Chris Richards #34 of Bayern Munich defends Riyad Mahrez #26 of Manchester City during the first half of the International Champions Cup at Hard Rock Stadium on July 28, 2018 in Miami, Florida.  (July 27, 2018 - Source: Michael Reaves/Getty Images North America)

Chris Richards #34 of Bayern Munich defends Riyad Mahrez #26 of Manchester City during the first half of the International Champions Cup at Hard Rock Stadium on July 28, 2018 in Miami, Florida.

(July 27, 2018 - Source: Michael Reaves/Getty Images North America)

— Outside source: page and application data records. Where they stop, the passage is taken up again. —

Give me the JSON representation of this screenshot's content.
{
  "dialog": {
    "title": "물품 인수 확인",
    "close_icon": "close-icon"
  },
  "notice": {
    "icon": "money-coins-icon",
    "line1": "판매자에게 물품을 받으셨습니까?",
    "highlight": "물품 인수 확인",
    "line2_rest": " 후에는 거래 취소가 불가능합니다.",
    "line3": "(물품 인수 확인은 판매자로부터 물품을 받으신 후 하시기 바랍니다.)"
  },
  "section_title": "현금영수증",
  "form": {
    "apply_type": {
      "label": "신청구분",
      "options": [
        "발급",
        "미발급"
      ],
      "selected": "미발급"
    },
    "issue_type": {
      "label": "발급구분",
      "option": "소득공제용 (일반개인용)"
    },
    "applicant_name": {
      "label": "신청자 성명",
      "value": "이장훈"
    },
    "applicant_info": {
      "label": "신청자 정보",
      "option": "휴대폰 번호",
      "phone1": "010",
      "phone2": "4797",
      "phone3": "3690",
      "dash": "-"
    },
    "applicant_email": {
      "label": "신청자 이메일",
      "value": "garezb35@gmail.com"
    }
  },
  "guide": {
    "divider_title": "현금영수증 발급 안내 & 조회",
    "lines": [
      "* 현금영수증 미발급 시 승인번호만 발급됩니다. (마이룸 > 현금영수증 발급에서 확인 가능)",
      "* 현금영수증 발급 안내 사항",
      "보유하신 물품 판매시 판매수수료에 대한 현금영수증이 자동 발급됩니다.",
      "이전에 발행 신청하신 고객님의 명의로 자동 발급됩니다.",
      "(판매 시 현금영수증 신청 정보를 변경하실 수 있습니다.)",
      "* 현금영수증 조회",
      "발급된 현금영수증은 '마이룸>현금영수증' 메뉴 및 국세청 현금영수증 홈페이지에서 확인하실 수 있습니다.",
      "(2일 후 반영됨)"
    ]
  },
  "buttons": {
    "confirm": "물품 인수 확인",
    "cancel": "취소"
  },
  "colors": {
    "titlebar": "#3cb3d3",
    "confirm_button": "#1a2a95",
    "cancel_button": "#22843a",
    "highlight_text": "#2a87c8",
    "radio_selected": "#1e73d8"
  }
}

As opposed to the previous state of affairs where the MLS was just a resting place for the super stars who were winding down their careers, its fast becoming a reliable source for budding talent. We are seeing young soccer players from communities which were never really known for the game, coming in and stealing the show. Individuals from the Caribbean Islands, Africans and the CONCACAF in general are fast using the MLS as a platform to grow and even possibly transiting to the “soccer capital of the world,” which in my opinion is Europe. We saw individuals such as Venezuela’s Josef Martinez who has apparently gotten his big break at a later age but doing so with much grace and elegance. The 25-year-old banged 35 MLS goals and registered 6 assists in only 39 appearances, that kind of record stands out anywhere around the world. He is just annoyingly prolific and capped the year by winning the MVP award, ahead of the heralded Zlatan Ibrahimovic or Wayne Rooney. Martinez is not the least of them, other players such as the 24-year-old playmaker, Paraguayan Miguel Almiron who was his partner in crime has since been linked to a host of premier league clubs including the Arsenal. Two 18-year-olds namely Canadian footballer, Alphonso Davies of Ghanaian origin and USA’s Chris Richards have already escaped the grasp of Vancouver Whitecaps and FC Dallas respectively, captured by German champions in Bayern Munich.

For the most part, the MLS had been used to receiving stars and now they seemingly have to quickly adjust to giving out. It will be interesting to see how that pans out. If you ask me, it’s a very much welcome development.